Fun over Time makes a friendship go deeper. Stated simply, one of the most effective ways to stay connected to your kids is to have fun with them. What if it’s time to stop taking ourselves so seriously and start getting serious about having fun? Your kids surely know that you love them, but do […]
Fun over Time makes a friendship go deeper.
Stated simply, one of the most effective ways to stay connected to your kids is to have fun with them.
What if it’s time to stop taking ourselves so seriously and start getting serious about having fun?
Your kids surely know that you love them, but do they feel like you love them? Before they can feel loved, they may need a little evidence that you like them; and they may never feel confident that you like them, until you starting having fun with them.
Fun over time reconnects what has been disconnected. Playing with kids breaks down walls. It can repair damage in the relationship. When something has come between you relationally, fun can be the bridge that rebuilds trust in each other.

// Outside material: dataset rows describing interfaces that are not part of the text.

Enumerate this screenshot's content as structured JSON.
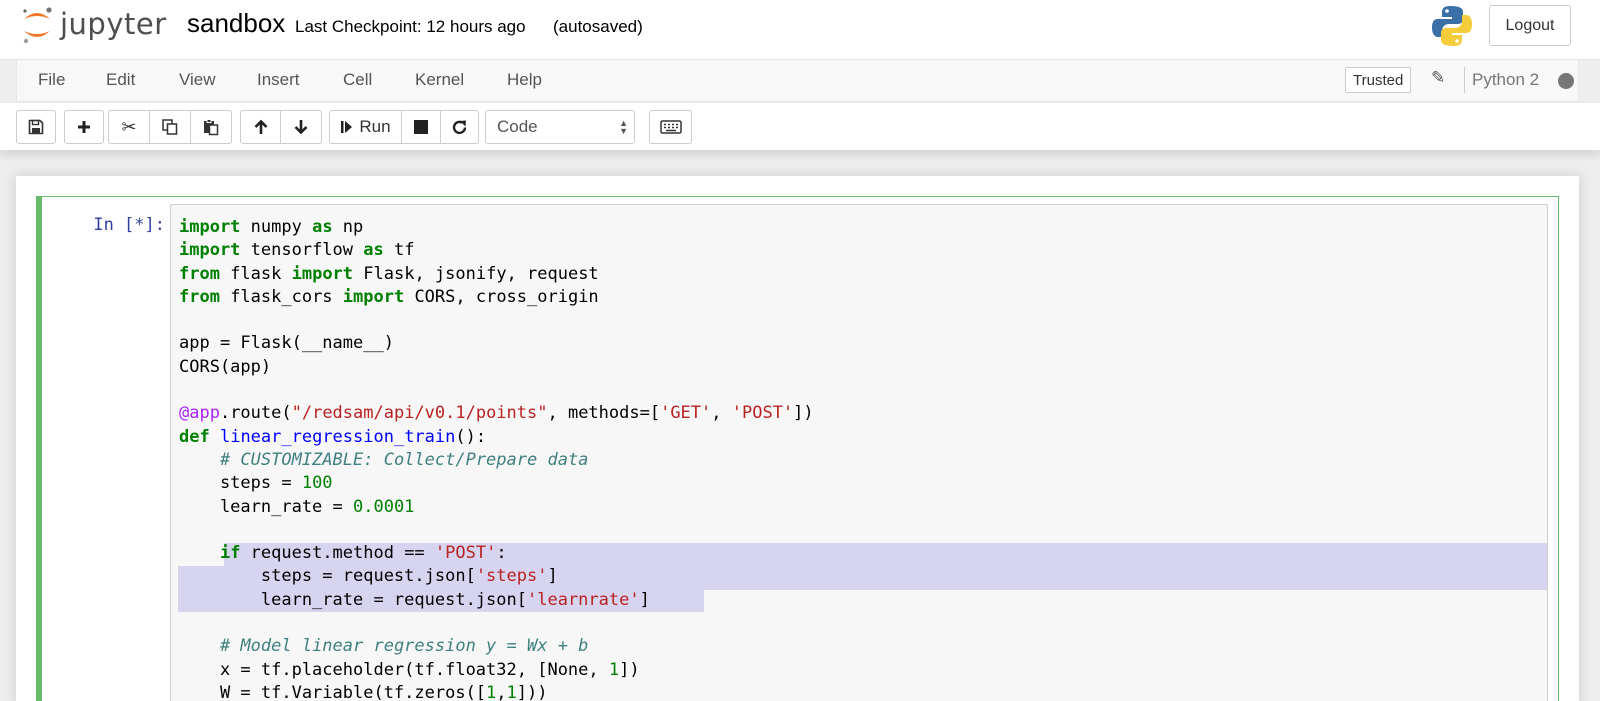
{
  "header": {
    "logo_text": "jupyter",
    "notebook_name": "sandbox",
    "checkpoint": "Last Checkpoint: 12 hours ago",
    "autosave": "(autosaved)",
    "logout_label": "Logout"
  },
  "menubar": {
    "items": [
      "File",
      "Edit",
      "View",
      "Insert",
      "Cell",
      "Kernel",
      "Help"
    ],
    "trusted_label": "Trusted",
    "kernel_name": "Python 2"
  },
  "toolbar": {
    "run_label": "Run",
    "cell_type": "Code"
  },
  "cell": {
    "prompt": "In [*]:",
    "code_lines": [
      "import numpy as np",
      "import tensorflow as tf",
      "from flask import Flask, jsonify, request",
      "from flask_cors import CORS, cross_origin",
      "",
      "app = Flask(__name__)",
      "CORS(app)",
      "",
      "@app.route(\"/redsam/api/v0.1/points\", methods=['GET', 'POST'])",
      "def linear_regression_train():",
      "    # CUSTOMIZABLE: Collect/Prepare data",
      "    steps = 100",
      "    learn_rate = 0.0001",
      "",
      "    if request.method == 'POST':",
      "        steps = request.json['steps']",
      "        learn_rate = request.json['learnrate']",
      "",
      "    # Model linear regression y = Wx + b",
      "    x = tf.placeholder(tf.float32, [None, 1])",
      "    W = tf.Variable(tf.zeros([1,1]))"
    ]
  },
  "colors": {
    "cell_border": "#66bb6a",
    "prompt": "#303f9f",
    "keyword": "#008000",
    "string": "#ba2121",
    "comment": "#408080",
    "selection": "#d7d4f0"
  },
  "icons": [
    "jupyter-logo",
    "python-logo",
    "save-icon",
    "plus-icon",
    "cut-icon",
    "copy-icon",
    "paste-icon",
    "arrow-up-icon",
    "arrow-down-icon",
    "run-icon",
    "stop-icon",
    "restart-icon",
    "keyboard-icon",
    "pencil-icon",
    "kernel-status-icon"
  ]
}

As adult leaders and parents, we need to take our cure from kids and start acting like fun matters.
From the Losing Your Marbles story
Think about Diane. Diane leads a full life. As a nurse practioner and the single mother of a middles-schooler, it’s admirable that she is able to keep the bills paid and the laundry done, and food on the table. She works long hours and could easily come home too tired for fun—but she doesn’t.
In fact, Diane compromises on some of the non-essentials in order to make fun essential. Her house isn’t spotless. Her laundry isn’t folded—it’s on the kitchen chair. And you might have to move a stack of magazines and pre-approved credit card mailers if you want to sit on the sofa.
But when Diane sits down to a dinner of Simon’s favorite take-out, she is ready for fun. She incorporates games into everyday routines. She doesn’t take herself too seriously. She’s attentive to her son’s emotions and stays interested.
Maybe that is why Simon trusts, respects, and enjoys being around her.
Diane has a deeper connection with her son because she has made fun one of her family values. Over time, she has leveraged fun to make home the kind of place Simon wants to be now, and the kind of place he will want to come back to after he leaves.
Write the name of each kid or teenager in your circle of influence. What are some things you can think of that each one likes? (You might want to check with them—they may have changed their minds since last week.)